* Instructions for the task *
The answer must be a single number: how many lines below contain "JSON".
==============================
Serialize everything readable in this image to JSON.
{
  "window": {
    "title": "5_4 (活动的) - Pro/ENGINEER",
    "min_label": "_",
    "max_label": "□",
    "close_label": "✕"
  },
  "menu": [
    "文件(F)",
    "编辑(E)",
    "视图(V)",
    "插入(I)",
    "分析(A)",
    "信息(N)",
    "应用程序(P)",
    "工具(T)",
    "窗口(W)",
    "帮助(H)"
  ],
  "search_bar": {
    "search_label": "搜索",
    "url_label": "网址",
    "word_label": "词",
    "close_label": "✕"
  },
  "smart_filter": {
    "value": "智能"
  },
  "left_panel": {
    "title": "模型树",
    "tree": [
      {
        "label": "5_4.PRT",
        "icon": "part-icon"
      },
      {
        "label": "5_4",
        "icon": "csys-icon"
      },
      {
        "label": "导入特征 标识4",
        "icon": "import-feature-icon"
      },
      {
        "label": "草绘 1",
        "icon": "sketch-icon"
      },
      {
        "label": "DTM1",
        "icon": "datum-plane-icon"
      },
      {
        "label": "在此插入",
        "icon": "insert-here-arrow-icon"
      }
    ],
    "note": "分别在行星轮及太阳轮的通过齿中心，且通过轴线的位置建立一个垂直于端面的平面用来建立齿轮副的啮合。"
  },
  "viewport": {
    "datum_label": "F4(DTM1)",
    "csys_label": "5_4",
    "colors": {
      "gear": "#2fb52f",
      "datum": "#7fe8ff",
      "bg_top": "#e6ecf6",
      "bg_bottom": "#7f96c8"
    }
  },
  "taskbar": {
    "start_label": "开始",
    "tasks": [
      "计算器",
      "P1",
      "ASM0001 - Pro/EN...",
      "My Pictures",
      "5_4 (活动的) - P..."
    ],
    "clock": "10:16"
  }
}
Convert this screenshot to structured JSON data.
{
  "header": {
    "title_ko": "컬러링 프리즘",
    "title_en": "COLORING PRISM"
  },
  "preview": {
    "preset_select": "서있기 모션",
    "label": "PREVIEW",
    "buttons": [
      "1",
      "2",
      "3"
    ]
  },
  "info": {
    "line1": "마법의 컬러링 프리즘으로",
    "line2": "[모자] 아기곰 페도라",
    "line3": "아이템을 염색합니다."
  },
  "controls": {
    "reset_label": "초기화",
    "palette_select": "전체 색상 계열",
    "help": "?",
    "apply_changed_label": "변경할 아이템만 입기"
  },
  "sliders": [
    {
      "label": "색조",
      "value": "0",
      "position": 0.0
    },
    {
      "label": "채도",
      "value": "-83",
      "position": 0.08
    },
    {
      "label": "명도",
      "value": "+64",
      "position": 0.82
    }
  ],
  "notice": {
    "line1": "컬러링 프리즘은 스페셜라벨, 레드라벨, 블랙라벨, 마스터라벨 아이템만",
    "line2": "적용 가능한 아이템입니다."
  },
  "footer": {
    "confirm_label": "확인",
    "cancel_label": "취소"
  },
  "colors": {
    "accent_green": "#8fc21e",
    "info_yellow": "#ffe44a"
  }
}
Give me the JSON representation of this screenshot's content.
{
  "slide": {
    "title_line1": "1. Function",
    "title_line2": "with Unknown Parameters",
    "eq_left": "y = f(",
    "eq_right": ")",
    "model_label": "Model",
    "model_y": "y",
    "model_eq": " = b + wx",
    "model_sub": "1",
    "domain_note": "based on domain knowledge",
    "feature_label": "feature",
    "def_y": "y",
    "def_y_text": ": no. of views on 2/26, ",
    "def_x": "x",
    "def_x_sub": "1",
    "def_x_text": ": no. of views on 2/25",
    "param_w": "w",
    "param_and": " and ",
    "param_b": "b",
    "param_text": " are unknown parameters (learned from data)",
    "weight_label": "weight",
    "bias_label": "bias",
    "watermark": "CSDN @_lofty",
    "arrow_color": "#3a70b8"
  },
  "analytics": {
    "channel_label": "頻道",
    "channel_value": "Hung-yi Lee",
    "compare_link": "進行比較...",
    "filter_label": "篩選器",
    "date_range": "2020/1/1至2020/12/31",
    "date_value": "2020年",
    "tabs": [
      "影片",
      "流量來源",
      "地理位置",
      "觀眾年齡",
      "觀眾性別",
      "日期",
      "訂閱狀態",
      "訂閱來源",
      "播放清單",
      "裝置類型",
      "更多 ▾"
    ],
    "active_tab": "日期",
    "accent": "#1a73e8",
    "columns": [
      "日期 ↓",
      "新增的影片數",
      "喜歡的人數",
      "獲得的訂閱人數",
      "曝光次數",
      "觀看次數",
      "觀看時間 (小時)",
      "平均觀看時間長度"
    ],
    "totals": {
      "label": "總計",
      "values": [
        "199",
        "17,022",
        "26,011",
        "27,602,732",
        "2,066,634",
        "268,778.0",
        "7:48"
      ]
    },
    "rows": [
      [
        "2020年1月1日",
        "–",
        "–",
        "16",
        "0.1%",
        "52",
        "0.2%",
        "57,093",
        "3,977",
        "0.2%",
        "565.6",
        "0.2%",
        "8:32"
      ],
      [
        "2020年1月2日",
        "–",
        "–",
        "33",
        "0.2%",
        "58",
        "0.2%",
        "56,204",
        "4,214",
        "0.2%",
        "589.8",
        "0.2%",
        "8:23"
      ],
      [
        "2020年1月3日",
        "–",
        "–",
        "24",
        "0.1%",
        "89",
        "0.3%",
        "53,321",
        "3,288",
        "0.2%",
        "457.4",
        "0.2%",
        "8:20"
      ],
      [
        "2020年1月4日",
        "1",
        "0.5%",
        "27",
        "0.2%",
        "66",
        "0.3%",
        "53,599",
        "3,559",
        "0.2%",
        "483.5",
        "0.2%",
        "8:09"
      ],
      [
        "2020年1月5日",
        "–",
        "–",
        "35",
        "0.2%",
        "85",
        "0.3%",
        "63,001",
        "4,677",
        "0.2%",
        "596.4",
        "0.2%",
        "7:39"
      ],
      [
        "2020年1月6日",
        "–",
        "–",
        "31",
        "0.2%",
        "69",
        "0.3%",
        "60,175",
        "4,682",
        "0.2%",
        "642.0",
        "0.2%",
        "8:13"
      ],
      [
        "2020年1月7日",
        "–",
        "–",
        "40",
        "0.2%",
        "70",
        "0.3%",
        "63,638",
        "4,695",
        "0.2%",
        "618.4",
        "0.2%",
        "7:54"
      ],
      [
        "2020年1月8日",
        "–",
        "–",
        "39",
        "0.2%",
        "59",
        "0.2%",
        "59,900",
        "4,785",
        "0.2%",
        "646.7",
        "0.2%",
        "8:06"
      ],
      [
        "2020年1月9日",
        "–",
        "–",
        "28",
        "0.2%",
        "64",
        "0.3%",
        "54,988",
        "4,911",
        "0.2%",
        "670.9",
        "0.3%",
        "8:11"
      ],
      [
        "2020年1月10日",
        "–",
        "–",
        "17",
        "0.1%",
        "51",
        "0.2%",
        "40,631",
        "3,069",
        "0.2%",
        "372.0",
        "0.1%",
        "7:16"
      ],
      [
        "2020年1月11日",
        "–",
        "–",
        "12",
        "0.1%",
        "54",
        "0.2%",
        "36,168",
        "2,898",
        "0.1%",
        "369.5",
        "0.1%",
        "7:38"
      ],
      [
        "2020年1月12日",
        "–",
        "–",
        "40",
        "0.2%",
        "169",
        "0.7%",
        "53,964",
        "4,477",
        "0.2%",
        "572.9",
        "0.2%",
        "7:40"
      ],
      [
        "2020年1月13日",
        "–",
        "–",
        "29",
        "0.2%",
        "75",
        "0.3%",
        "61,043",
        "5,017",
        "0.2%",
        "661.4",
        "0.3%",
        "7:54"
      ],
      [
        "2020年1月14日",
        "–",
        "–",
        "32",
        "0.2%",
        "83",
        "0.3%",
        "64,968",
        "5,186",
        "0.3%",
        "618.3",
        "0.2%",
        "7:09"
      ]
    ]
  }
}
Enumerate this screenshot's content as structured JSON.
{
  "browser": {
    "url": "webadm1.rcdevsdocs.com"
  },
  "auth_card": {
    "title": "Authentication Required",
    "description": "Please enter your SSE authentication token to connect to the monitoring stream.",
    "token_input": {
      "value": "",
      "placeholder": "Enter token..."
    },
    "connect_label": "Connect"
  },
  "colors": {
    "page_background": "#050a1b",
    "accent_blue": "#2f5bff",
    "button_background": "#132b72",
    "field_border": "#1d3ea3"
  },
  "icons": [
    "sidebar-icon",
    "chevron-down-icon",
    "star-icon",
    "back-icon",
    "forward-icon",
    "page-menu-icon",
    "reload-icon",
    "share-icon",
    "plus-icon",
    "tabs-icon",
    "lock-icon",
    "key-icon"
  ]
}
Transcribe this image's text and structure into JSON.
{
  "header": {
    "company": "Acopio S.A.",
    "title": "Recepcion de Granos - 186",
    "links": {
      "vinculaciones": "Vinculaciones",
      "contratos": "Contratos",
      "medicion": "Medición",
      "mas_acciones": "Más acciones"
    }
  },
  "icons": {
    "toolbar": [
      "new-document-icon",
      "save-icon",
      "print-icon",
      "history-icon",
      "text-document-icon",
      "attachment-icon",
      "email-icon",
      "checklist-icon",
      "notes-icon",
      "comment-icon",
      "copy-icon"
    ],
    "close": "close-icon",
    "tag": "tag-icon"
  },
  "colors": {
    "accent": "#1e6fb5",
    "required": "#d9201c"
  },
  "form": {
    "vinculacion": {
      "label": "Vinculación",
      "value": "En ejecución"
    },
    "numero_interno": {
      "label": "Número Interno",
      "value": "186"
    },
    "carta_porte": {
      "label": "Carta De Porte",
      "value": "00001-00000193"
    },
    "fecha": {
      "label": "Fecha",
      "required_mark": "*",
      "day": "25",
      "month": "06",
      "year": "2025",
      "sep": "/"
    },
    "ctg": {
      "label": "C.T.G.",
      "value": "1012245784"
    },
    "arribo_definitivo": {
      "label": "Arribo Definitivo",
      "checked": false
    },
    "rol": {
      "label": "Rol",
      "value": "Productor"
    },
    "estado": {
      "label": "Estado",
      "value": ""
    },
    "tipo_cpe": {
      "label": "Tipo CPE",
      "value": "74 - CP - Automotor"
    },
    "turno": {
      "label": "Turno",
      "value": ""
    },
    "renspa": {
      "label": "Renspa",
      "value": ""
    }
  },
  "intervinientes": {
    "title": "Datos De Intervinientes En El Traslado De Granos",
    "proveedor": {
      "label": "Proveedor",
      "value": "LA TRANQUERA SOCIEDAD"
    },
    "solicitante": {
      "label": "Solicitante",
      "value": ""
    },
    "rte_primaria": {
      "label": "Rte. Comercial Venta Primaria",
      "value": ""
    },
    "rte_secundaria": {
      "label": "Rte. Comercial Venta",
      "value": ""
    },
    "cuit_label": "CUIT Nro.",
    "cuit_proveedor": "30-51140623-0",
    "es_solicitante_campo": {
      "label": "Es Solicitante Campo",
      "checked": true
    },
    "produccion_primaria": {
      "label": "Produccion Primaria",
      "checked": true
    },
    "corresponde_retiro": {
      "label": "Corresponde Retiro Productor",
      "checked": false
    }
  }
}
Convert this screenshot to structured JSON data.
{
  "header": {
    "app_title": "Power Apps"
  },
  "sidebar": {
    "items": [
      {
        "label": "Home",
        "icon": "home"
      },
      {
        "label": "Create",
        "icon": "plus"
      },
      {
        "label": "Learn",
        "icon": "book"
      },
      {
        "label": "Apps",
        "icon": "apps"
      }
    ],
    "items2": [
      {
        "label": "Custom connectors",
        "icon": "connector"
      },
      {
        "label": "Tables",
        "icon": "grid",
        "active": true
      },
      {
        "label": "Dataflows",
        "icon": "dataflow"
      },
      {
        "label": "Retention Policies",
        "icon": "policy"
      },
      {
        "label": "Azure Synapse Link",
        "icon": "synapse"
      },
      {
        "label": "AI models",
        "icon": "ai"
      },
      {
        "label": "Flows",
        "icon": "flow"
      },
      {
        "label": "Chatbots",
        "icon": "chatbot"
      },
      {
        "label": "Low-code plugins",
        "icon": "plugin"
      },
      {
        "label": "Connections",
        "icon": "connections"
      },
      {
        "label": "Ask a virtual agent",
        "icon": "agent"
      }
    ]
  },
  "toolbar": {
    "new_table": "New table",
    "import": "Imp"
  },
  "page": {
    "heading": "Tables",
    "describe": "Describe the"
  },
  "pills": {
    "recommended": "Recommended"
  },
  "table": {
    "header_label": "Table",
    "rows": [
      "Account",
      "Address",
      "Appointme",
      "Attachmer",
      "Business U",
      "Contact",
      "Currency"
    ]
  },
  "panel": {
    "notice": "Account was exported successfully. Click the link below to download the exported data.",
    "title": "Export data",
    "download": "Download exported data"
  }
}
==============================
* Response to this exercise *
6